:: Exercise aim ::
Copy the listing that follows exactly. Its pictures do not belong in the copy.

:: Data supplied ::
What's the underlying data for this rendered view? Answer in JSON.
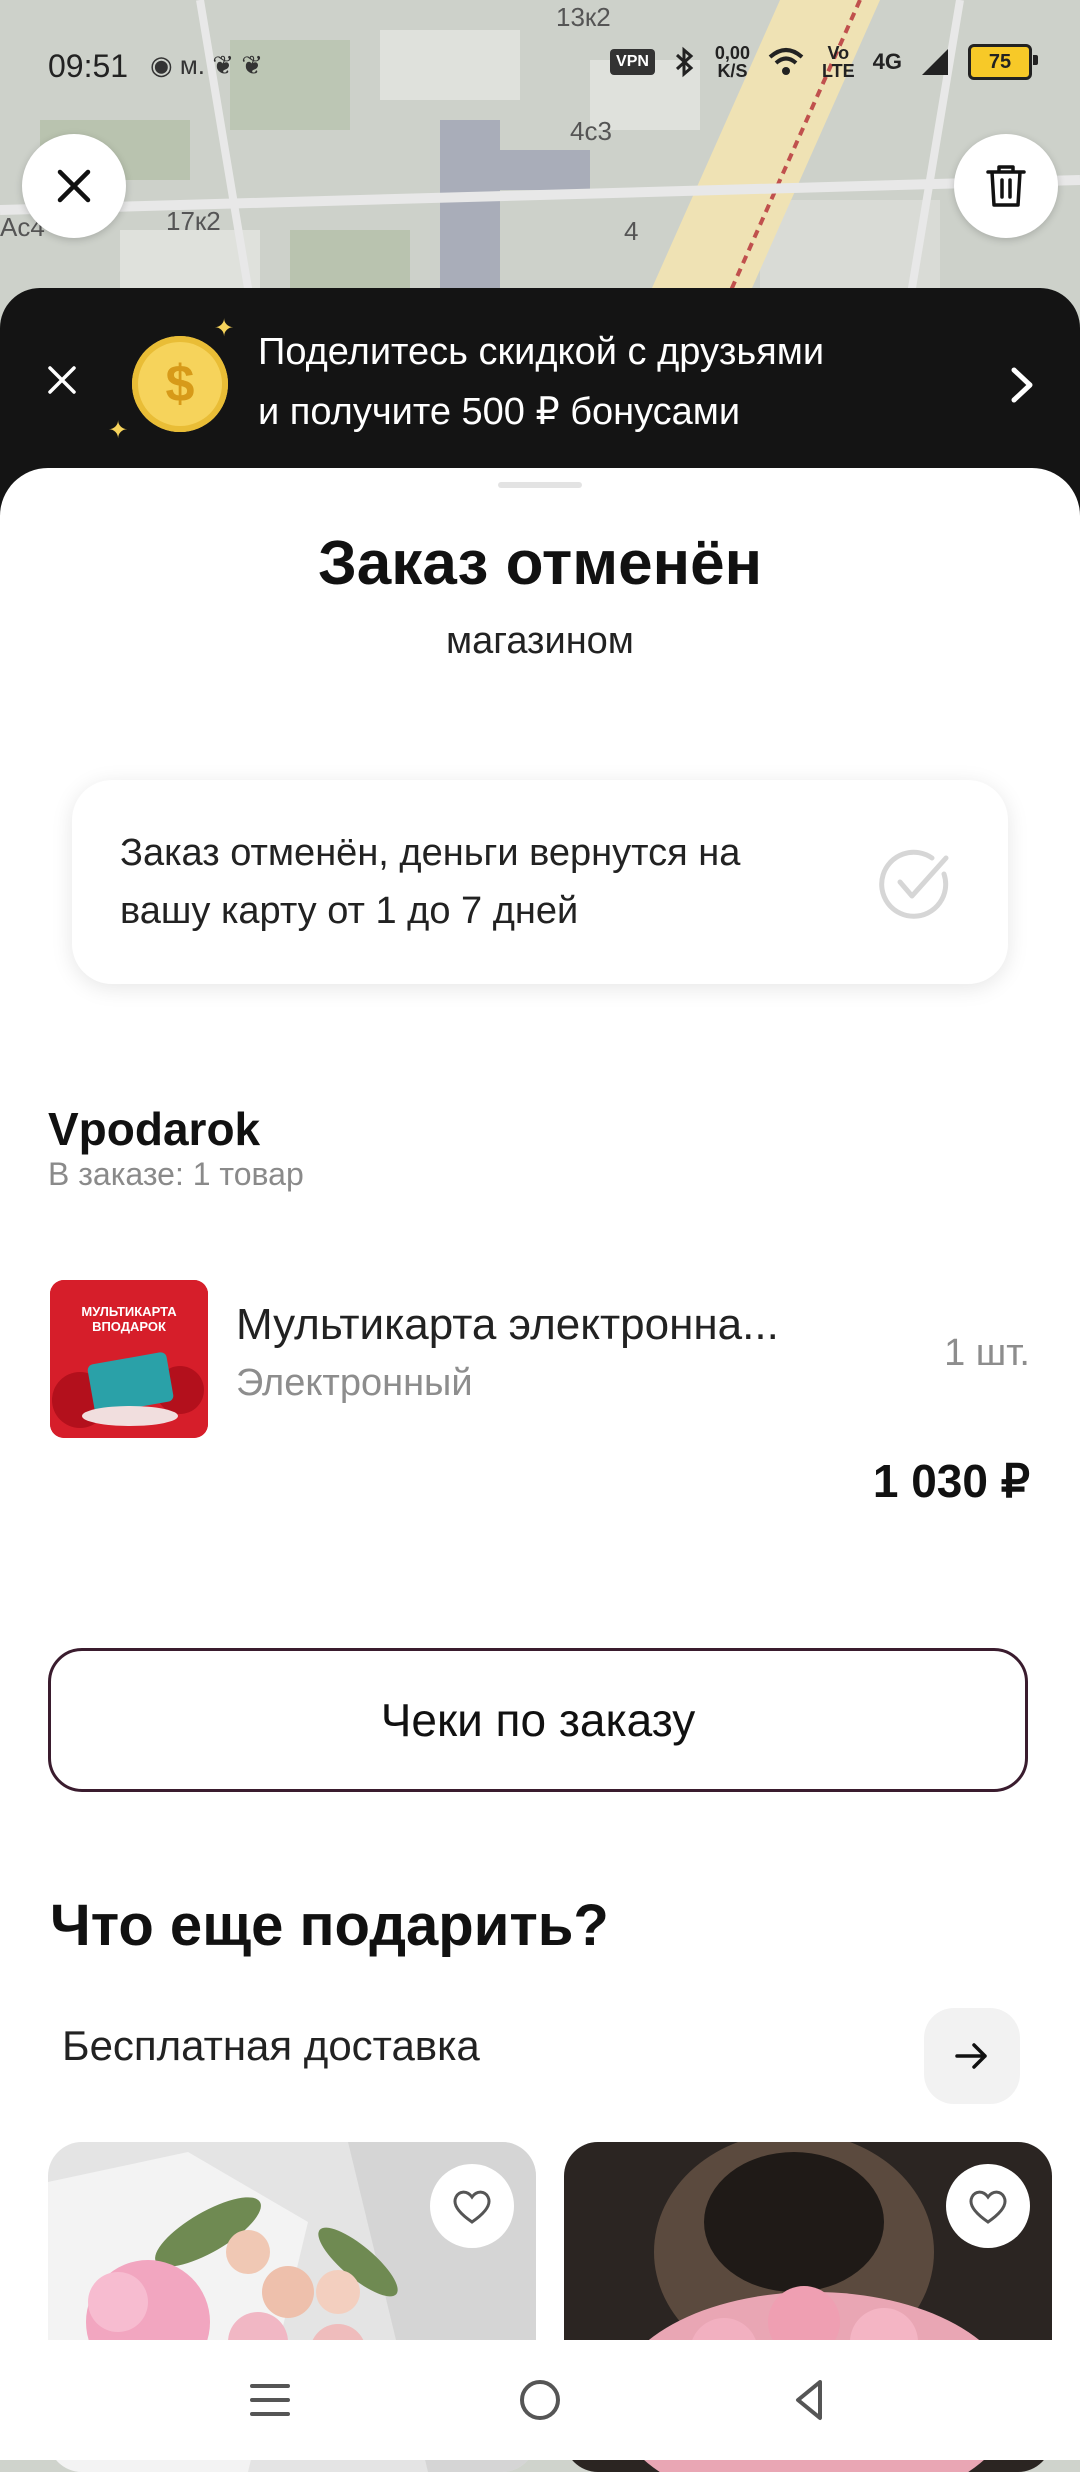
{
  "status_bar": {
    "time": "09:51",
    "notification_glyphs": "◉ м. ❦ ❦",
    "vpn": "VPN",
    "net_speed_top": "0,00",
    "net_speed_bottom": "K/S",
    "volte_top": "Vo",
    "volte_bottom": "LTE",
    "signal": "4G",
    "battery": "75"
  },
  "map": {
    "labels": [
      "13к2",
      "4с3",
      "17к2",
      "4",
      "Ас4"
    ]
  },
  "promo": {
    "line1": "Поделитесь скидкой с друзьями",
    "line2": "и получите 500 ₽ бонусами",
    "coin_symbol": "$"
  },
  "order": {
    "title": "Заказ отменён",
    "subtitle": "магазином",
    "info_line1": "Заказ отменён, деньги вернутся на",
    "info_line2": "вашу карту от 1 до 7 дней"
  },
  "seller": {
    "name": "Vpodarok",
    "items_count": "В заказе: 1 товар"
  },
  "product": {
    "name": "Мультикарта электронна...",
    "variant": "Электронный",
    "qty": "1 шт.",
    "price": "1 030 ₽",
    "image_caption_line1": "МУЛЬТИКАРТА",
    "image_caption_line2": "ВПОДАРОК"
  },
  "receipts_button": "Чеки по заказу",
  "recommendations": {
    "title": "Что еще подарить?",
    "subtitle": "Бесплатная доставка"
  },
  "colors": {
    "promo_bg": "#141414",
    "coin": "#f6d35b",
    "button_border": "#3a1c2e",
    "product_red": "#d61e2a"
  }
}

:: Solved exercise ::
What's the underlying data for this rendered view? Answer in JSON.
{
  "status_bar": {
    "time": "09:51",
    "notification_glyphs": "◉ м. ❦ ❦",
    "vpn": "VPN",
    "net_speed_top": "0,00",
    "net_speed_bottom": "K/S",
    "volte_top": "Vo",
    "volte_bottom": "LTE",
    "signal": "4G",
    "battery": "75"
  },
  "map": {
    "labels": [
      "13к2",
      "4с3",
      "17к2",
      "4",
      "Ас4"
    ]
  },
  "promo": {
    "line1": "Поделитесь скидкой с друзьями",
    "line2": "и получите 500 ₽ бонусами",
    "coin_symbol": "$"
  },
  "order": {
    "title": "Заказ отменён",
    "subtitle": "магазином",
    "info_line1": "Заказ отменён, деньги вернутся на",
    "info_line2": "вашу карту от 1 до 7 дней"
  },
  "seller": {
    "name": "Vpodarok",
    "items_count": "В заказе: 1 товар"
  },
  "product": {
    "name": "Мультикарта электронна...",
    "variant": "Электронный",
    "qty": "1 шт.",
    "price": "1 030 ₽",
    "image_caption_line1": "МУЛЬТИКАРТА",
    "image_caption_line2": "ВПОДАРОК"
  },
  "receipts_button": "Чеки по заказу",
  "recommendations": {
    "title": "Что еще подарить?",
    "subtitle": "Бесплатная доставка"
  },
  "colors": {
    "promo_bg": "#141414",
    "coin": "#f6d35b",
    "button_border": "#3a1c2e",
    "product_red": "#d61e2a"
  }
}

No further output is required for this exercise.